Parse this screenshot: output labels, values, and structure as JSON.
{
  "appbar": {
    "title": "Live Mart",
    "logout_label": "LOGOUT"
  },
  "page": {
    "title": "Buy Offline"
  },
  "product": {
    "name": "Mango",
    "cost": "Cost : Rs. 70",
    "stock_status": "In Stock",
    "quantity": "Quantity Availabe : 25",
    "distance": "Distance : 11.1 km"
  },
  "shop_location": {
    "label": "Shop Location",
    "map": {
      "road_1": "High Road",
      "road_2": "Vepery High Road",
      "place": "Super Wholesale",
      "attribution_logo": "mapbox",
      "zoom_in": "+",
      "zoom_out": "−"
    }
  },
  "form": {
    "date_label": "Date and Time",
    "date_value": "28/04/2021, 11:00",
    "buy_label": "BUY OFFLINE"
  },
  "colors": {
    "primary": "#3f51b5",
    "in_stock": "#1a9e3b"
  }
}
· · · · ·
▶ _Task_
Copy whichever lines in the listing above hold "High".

▶ _Your solution_
      "road_1": "High Road",
      "road_2": "Vepery High Road",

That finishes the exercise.